Siena College Research Institute poll finds New Yorkers think Gov. Hochul has plenty left to get done
A new poll shows New Yorkers think Governor Kathy Hochul has fallen short on several major policy goals she laid out for 2022.
The new Siena College poll finds a majority of voters say the Democrat hasn't accomplished key goals she set for her administration at the beginning of the year. Poll spokesman Steve Greenberg:
"Back in January Siena asked voters if they thought Governor Hochul would make progress on six of the goals she had outlined in her State of the State address, including making communities safer, enhancing trust in state government, transforming SUNY to be the envy of the nation, making New York a place that people want to live not leave," said Greenberg. "So today when we asked whether asked voters whether the Hochul Administration did or did not make progress on these goals voters give a resounding 'no.' A majority or a strong plurality say she did not make progress on any of these issues. Fewer than one-third of voters say her administration made progress on any of the goals. Democrats, they were very optimistic back in January that she would make progress on all the goals, and today on four of the goals, a plurality of Democrats think she made progress.

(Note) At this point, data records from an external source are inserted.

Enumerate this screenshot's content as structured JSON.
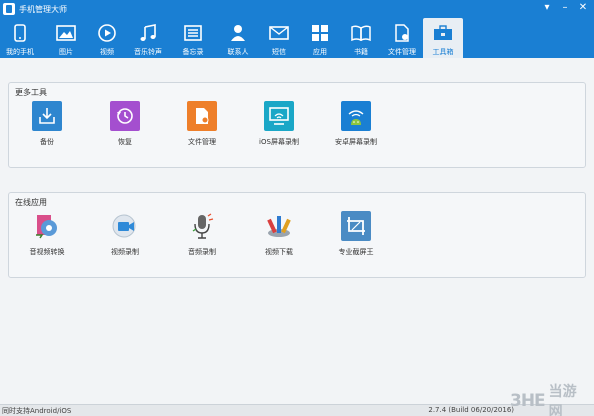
{
  "app": {
    "title": "手机管理大师"
  },
  "nav": [
    {
      "label": "我的手机",
      "icon": "phone-icon"
    },
    {
      "label": "图片",
      "icon": "image-icon"
    },
    {
      "label": "视频",
      "icon": "video-icon"
    },
    {
      "label": "音乐铃声",
      "icon": "music-icon"
    },
    {
      "label": "备忘录",
      "icon": "memo-icon"
    },
    {
      "label": "联系人",
      "icon": "contacts-icon"
    },
    {
      "label": "短信",
      "icon": "sms-icon"
    },
    {
      "label": "应用",
      "icon": "apps-icon"
    },
    {
      "label": "书籍",
      "icon": "book-icon"
    },
    {
      "label": "文件管理",
      "icon": "file-manager-icon"
    },
    {
      "label": "工具箱",
      "icon": "toolbox-icon",
      "active": true
    }
  ],
  "groups": {
    "more_tools": {
      "title": "更多工具",
      "tools": [
        {
          "label": "备份",
          "icon": "backup-icon",
          "color": "#2e86cf"
        },
        {
          "label": "恢复",
          "icon": "restore-icon",
          "color": "#a44fcf"
        },
        {
          "label": "文件管理",
          "icon": "file-manage-icon",
          "color": "#ee7f2a"
        },
        {
          "label": "iOS屏幕录制",
          "icon": "ios-screen-record-icon",
          "color": "#1aa7c7"
        },
        {
          "label": "安卓屏幕录制",
          "icon": "android-screen-record-icon",
          "color": "#1a7fd3"
        }
      ]
    },
    "online_apps": {
      "title": "在线应用",
      "tools": [
        {
          "label": "音视频转换",
          "icon": "av-convert-icon"
        },
        {
          "label": "视频录制",
          "icon": "video-record-icon"
        },
        {
          "label": "音频录制",
          "icon": "audio-record-icon"
        },
        {
          "label": "视频下载",
          "icon": "video-download-icon"
        },
        {
          "label": "专业截屏王",
          "icon": "screenshot-pro-icon"
        }
      ]
    }
  },
  "status": {
    "left": "同时支持Android/iOS",
    "right": "2.7.4 (Build 06/20/2016)"
  },
  "watermark": {
    "logo": "3HE",
    "text": "当游网"
  }
}
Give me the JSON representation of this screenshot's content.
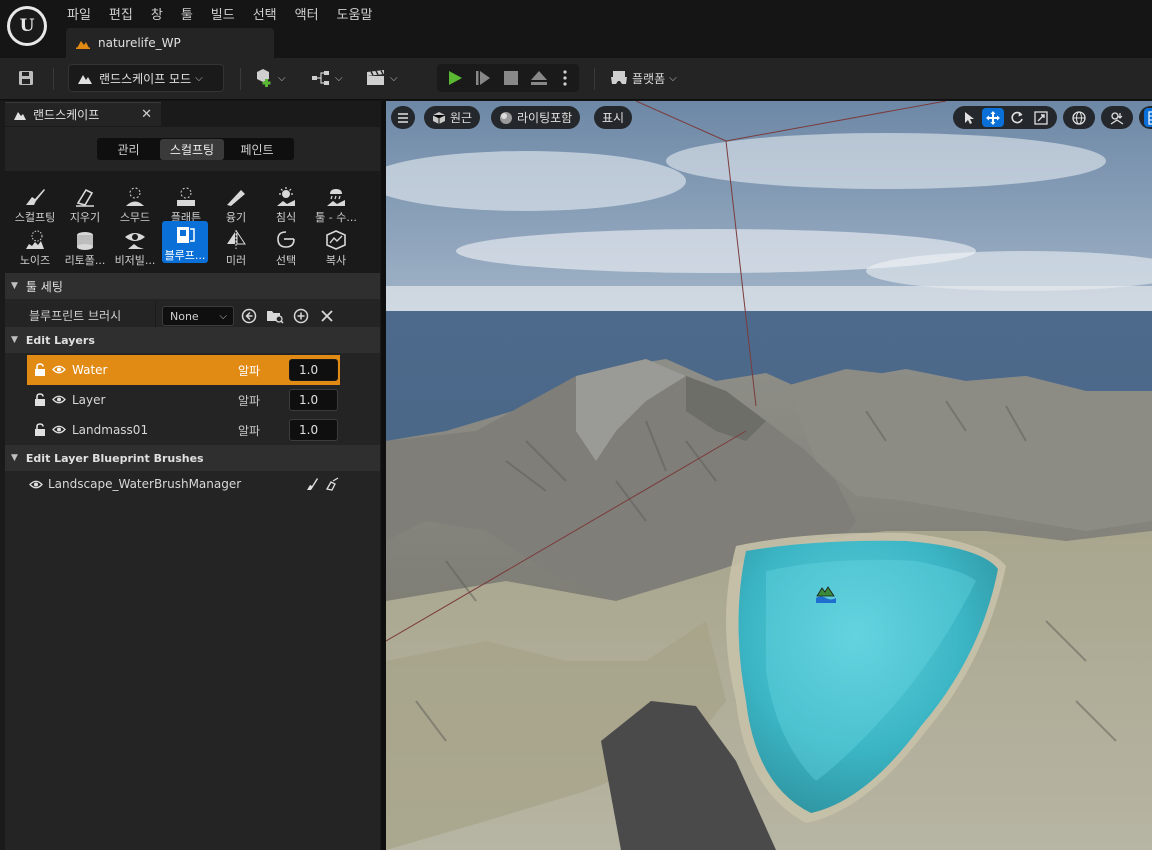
{
  "menu": {
    "items": [
      "파일",
      "편집",
      "창",
      "툴",
      "빌드",
      "선택",
      "액터",
      "도움말"
    ]
  },
  "document_tab": {
    "label": "naturelife_WP"
  },
  "toolbar": {
    "mode_label": "랜드스케이프 모드",
    "platform_label": "플랫폼"
  },
  "panel": {
    "tab_title": "랜드스케이프",
    "mode_tabs": [
      "관리",
      "스컬프팅",
      "페인트"
    ],
    "active_mode": "스컬프팅",
    "tools_row1": [
      {
        "label": "스컬프팅",
        "icon": "sculpt-icon"
      },
      {
        "label": "지우기",
        "icon": "erase-icon"
      },
      {
        "label": "스무드",
        "icon": "smooth-icon"
      },
      {
        "label": "플래튼",
        "icon": "flatten-icon"
      },
      {
        "label": "융기",
        "icon": "ramp-icon"
      },
      {
        "label": "침식",
        "icon": "erosion-icon"
      },
      {
        "label": "툴 - 수...",
        "icon": "hydro-erosion-icon"
      }
    ],
    "tools_row2": [
      {
        "label": "노이즈",
        "icon": "noise-icon"
      },
      {
        "label": "리토폴...",
        "icon": "retopologize-icon"
      },
      {
        "label": "비저빌...",
        "icon": "visibility-icon"
      },
      {
        "label": "블루프...",
        "icon": "blueprint-icon"
      },
      {
        "label": "미러",
        "icon": "mirror-icon"
      },
      {
        "label": "선택",
        "icon": "select-icon"
      },
      {
        "label": "복사",
        "icon": "copy-icon"
      }
    ],
    "active_tool": "블루프...",
    "tool_settings": {
      "header": "툴 세팅",
      "blueprint_brush_label": "블루프린트 브러시",
      "blueprint_brush_value": "None"
    },
    "edit_layers": {
      "header": "Edit Layers",
      "alpha_label": "알파",
      "layers": [
        {
          "name": "Water",
          "alpha": "1.0",
          "selected": true
        },
        {
          "name": "Layer",
          "alpha": "1.0",
          "selected": false
        },
        {
          "name": "Landmass01",
          "alpha": "1.0",
          "selected": false
        }
      ]
    },
    "bp_brushes": {
      "header": "Edit Layer Blueprint Brushes",
      "items": [
        "Landscape_WaterBrushManager"
      ]
    }
  },
  "viewport": {
    "perspective_label": "원근",
    "lighting_label": "라이팅포함",
    "show_label": "표시"
  },
  "colors": {
    "accent": "#0a70d8",
    "selected_layer": "#e18a14",
    "play": "#5bb833"
  }
}
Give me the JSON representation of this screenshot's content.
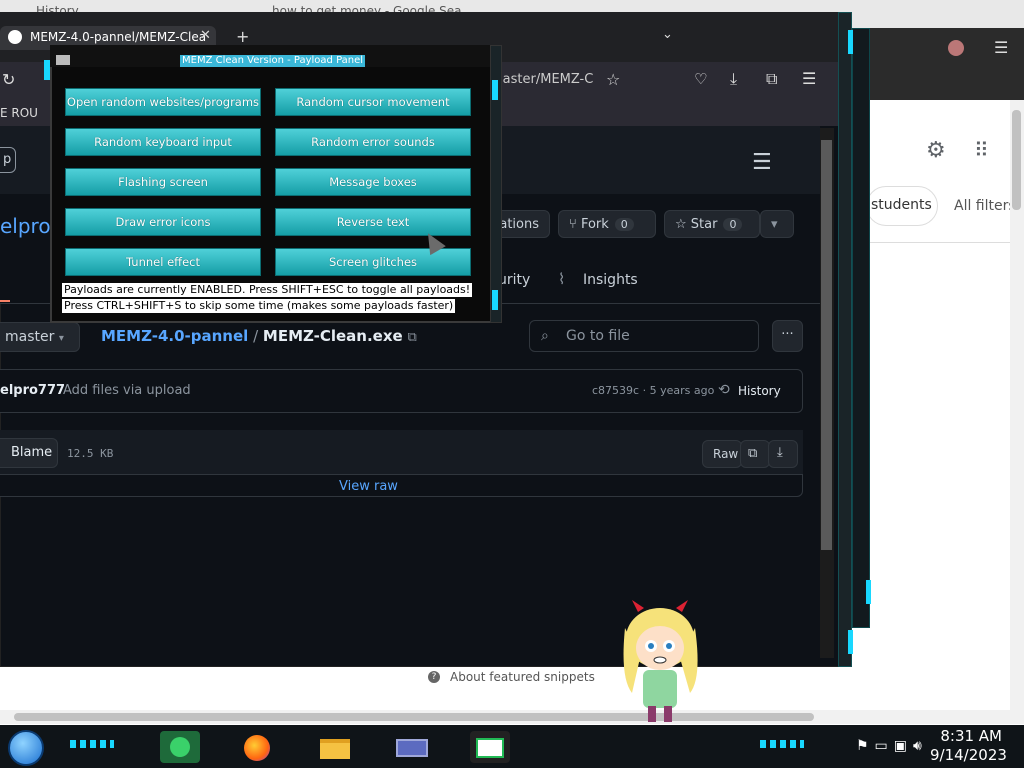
{
  "bg_browser": {
    "tabs": [
      "History",
      "how to get money - Google Search"
    ],
    "chips": [
      "students"
    ],
    "all_filters": "All filters",
    "about_snippets": "About featured snippets"
  },
  "gh": {
    "tab_title": "MEMZ-4.0-pannel/MEMZ-Clea",
    "url": "master/MEMZ-C",
    "bookmark": "E ROU",
    "repo_name_fragment": "elpro",
    "buttons": {
      "notifications": "cations",
      "fork": "Fork",
      "fork_count": "0",
      "star": "Star",
      "star_count": "0"
    },
    "tabs": [
      "urity",
      "Insights"
    ],
    "branch": "master",
    "path_repo": "MEMZ-4.0-pannel",
    "path_sep": "/",
    "path_file": "MEMZ-Clean.exe",
    "go_to_file": "Go to file",
    "commit_author": "elpro777",
    "commit_msg": "Add files via upload",
    "commit_hash": "c87539c · 5 years ago",
    "history": "History",
    "blame": "Blame",
    "size": "12.5 KB",
    "raw": "Raw",
    "view_raw": "View raw",
    "left_button_fragment": "p"
  },
  "memz": {
    "title": "MEMZ Clean Version - Payload Panel",
    "buttons": [
      "Open random websites/programs",
      "Random cursor movement",
      "Random keyboard input",
      "Random error sounds",
      "Flashing screen",
      "Message boxes",
      "Draw error icons",
      "Reverse text",
      "Tunnel effect",
      "Screen glitches"
    ],
    "note1": "Payloads are currently ENABLED. Press SHIFT+ESC to toggle all payloads!",
    "note2": "Press CTRL+SHIFT+S to skip some time (makes some payloads faster)"
  },
  "taskbar": {
    "time": "8:31 AM",
    "date": "9/14/2023"
  }
}
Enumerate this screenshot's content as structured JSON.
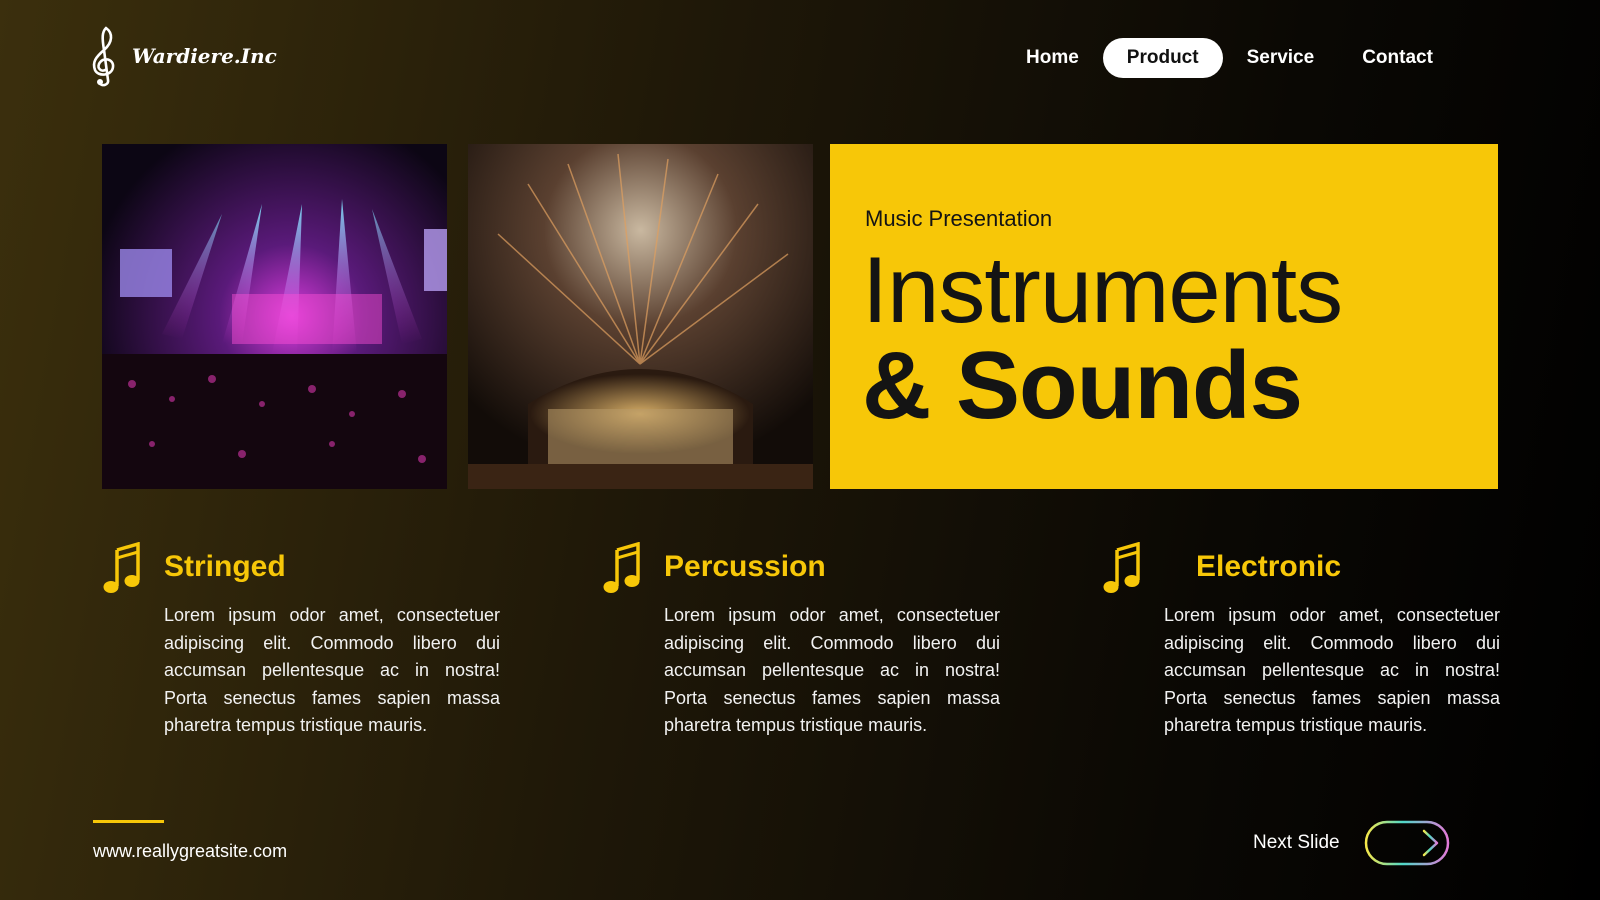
{
  "brand": {
    "name": "Wardiere.Inc",
    "logo_icon": "treble-clef-icon"
  },
  "nav": {
    "items": [
      "Home",
      "Product",
      "Service",
      "Contact"
    ],
    "active": "Product"
  },
  "photos": [
    {
      "label": "concert-stage-photo"
    },
    {
      "label": "fireworks-stage-photo"
    }
  ],
  "hero": {
    "kicker": "Music Presentation",
    "title_line1": "Instruments",
    "title_line2": "& Sounds",
    "background": "#f7c708"
  },
  "features": [
    {
      "icon": "music-note-icon",
      "title": "Stringed",
      "body": "Lorem ipsum odor amet, consectetuer adipiscing elit. Commodo libero dui accumsan pellentesque ac in nostra! Porta senectus fames sapien massa pharetra tempus tristique mauris."
    },
    {
      "icon": "music-note-icon",
      "title": "Percussion",
      "body": "Lorem ipsum odor amet, consectetuer adipiscing elit. Commodo libero dui accumsan pellentesque ac in nostra! Porta senectus fames sapien massa pharetra tempus tristique mauris."
    },
    {
      "icon": "music-note-icon",
      "title": "Electronic",
      "body": "Lorem ipsum odor amet, consectetuer adipiscing elit. Commodo libero dui accumsan pellentesque ac in nostra! Porta senectus fames sapien massa pharetra tempus tristique mauris."
    }
  ],
  "footer": {
    "url": "www.reallygreatsite.com",
    "next_label": "Next Slide",
    "next_icon": "arrow-right-icon"
  },
  "colors": {
    "accent": "#f7c708",
    "background_dark": "#0a0804",
    "background_warm": "#3b2f0d"
  }
}
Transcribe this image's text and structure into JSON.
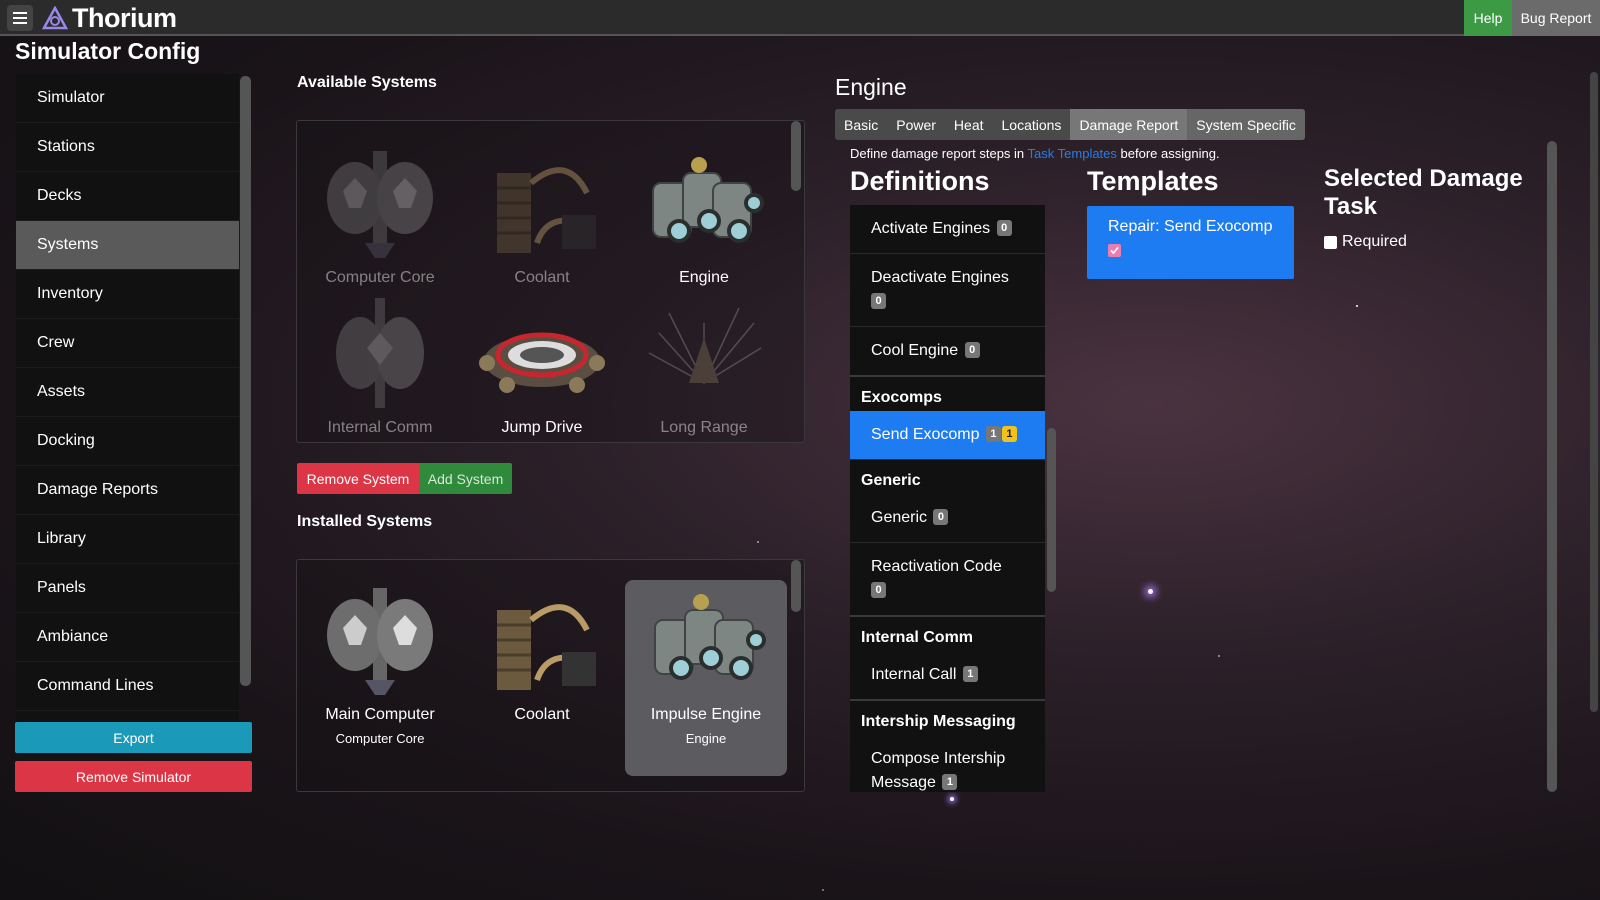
{
  "app": {
    "brand": "Thorium",
    "help_label": "Help",
    "bug_report_label": "Bug Report"
  },
  "page_title": "Simulator Config",
  "sidebar": {
    "items": [
      {
        "label": "Simulator"
      },
      {
        "label": "Stations"
      },
      {
        "label": "Decks"
      },
      {
        "label": "Systems"
      },
      {
        "label": "Inventory"
      },
      {
        "label": "Crew"
      },
      {
        "label": "Assets"
      },
      {
        "label": "Docking"
      },
      {
        "label": "Damage Reports"
      },
      {
        "label": "Library"
      },
      {
        "label": "Panels"
      },
      {
        "label": "Ambiance"
      },
      {
        "label": "Command Lines"
      }
    ],
    "active_index": 3,
    "export_label": "Export",
    "remove_simulator_label": "Remove Simulator"
  },
  "available": {
    "heading": "Available Systems",
    "items": [
      {
        "label": "Computer Core",
        "icon": "computer-core-icon"
      },
      {
        "label": "Coolant",
        "icon": "coolant-icon"
      },
      {
        "label": "Engine",
        "icon": "engine-icon"
      },
      {
        "label": "Internal Comm",
        "icon": "internal-comm-icon"
      },
      {
        "label": "Jump Drive",
        "icon": "jump-drive-icon"
      },
      {
        "label": "Long Range",
        "icon": "long-range-icon"
      }
    ],
    "remove_label": "Remove System",
    "add_label": "Add System"
  },
  "installed": {
    "heading": "Installed Systems",
    "items": [
      {
        "label": "Main Computer",
        "sub": "Computer Core",
        "icon": "computer-core-icon"
      },
      {
        "label": "Coolant",
        "sub": "",
        "icon": "coolant-icon"
      },
      {
        "label": "Impulse Engine",
        "sub": "Engine",
        "icon": "engine-icon"
      }
    ]
  },
  "engine": {
    "title": "Engine",
    "tabs": [
      "Basic",
      "Power",
      "Heat",
      "Locations",
      "Damage Report",
      "System Specific"
    ],
    "active_tab": "Damage Report",
    "hint_prefix": "Define damage report steps in",
    "hint_link": "Task Templates",
    "hint_suffix": "before assigning.",
    "definitions_heading": "Definitions",
    "templates_heading": "Templates",
    "selected_heading": "Selected Damage Task",
    "required_label": "Required",
    "definitions": {
      "ungrouped": [
        {
          "label": "Activate Engines",
          "count": "0"
        },
        {
          "label": "Deactivate Engines",
          "count": "0"
        },
        {
          "label": "Cool Engine",
          "count": "0"
        }
      ],
      "exocomps_group": "Exocomps",
      "send_exocomp": {
        "label": "Send Exocomp",
        "count": "1",
        "assigned": "1"
      },
      "generic_group": "Generic",
      "generic": [
        {
          "label": "Generic",
          "count": "0"
        },
        {
          "label": "Reactivation Code",
          "count": "0"
        }
      ],
      "internal_comm_group": "Internal Comm",
      "internal_call": {
        "label": "Internal Call",
        "count": "1"
      },
      "intership_group": "Intership Messaging",
      "compose": {
        "label": "Compose Intership Message",
        "count": "1"
      }
    },
    "template_card": {
      "label": "Repair: Send Exocomp",
      "checked": true
    }
  },
  "colors": {
    "primary": "#1e7cf2",
    "danger": "#dc3545",
    "success": "#3c9a45",
    "info": "#1a9ab8",
    "warning_badge": "#f4c31b"
  }
}
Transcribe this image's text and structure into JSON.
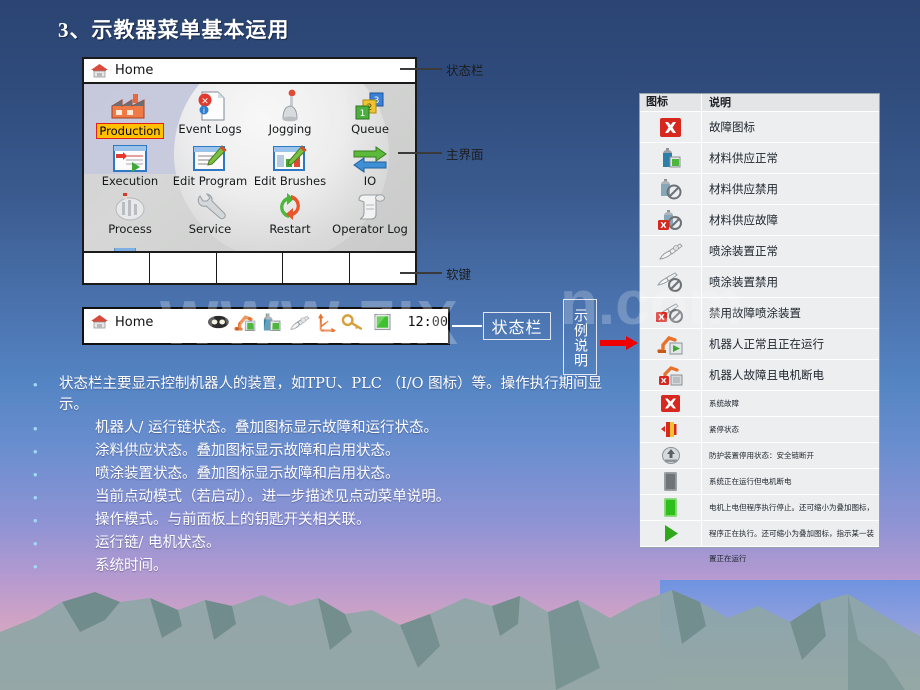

On the other two, not so much. Republicans weren’t optimistic she would make progress in January, and today overwhelmingly they say she didn't make progress on any of her goals. Independents also strongly say that no progress was made on any of the goals that Hochul set for herself. “
Survey respondents continue to be concerned about the cost of living and crime, key issues in Hochul’s narrow victory over Long Island Republican Congressman Lee Zeldin in November.
Nearly two-thirds of voters, 63%, say the cost of living should be one of the top two priorities for Hochul and legislators to address in 2023, followed by crime at 58%. Greenberg notes that crime and cost of living are the top-two priorities for Republicans, Democrats, independents, upstaters and downstaters, Black, Latino and white voters. The survey shows Hochul has yet to find common ground with her constituents.
"Currently Kathy Hochul is viewed favorably by 45% of voters, unfavorably by 43% of voters," Greenberg said. "That 43% unfavorable rating is the highest it's ever been for Hochul. So her job approval, her favorability ratings, they’re above water barely. They're down a little bit from before election day."
Greenberg notes that in September 2021, Hochul’s first month in office, 42% of voters viewed her favorably, so the numbers have remained fairly consistent.
Greenberg says the tide has shifted for Zeldin, who is up 18 points from before the election.
"Lee Zeldin emerged from election day with by far his best ever favorability rating," said Greenberg. "Right now, it's stronger than Hochul’s. 46% of New Yorkers views Zeldin favorably. Only 32% view him unfavorably."
Greenberg says that while voters think Hochul demonstrates honesty and integrity 44-36%, a year ago the margin was 56-22%. Last year, 68% of Democrats, 47% of independents and 36% of Republicans said Hochul worked hard for New Yorkers. Today those numbers are 66, 35 and 21%.”
Greenberg sees the New Year as an opportunity for New York's first female governor.
“Governor Hochul has a chance now with the upcoming State of the State address and budget and the new 2023 session to hit the reset button and try and reintroduce herself to voters outside of the messy midterm transition and the fiercely fought election,” Greenberg said.
Greenberg says political friends and foes alike will be watching Hochul's actions and words in the weeks and months ahead, and how what she says and does impacts her standing with voters.
WAMC has reached out to the Hochul Adminstration and Congressman Zeldin's office for comment.
View a breakdown of the poll here.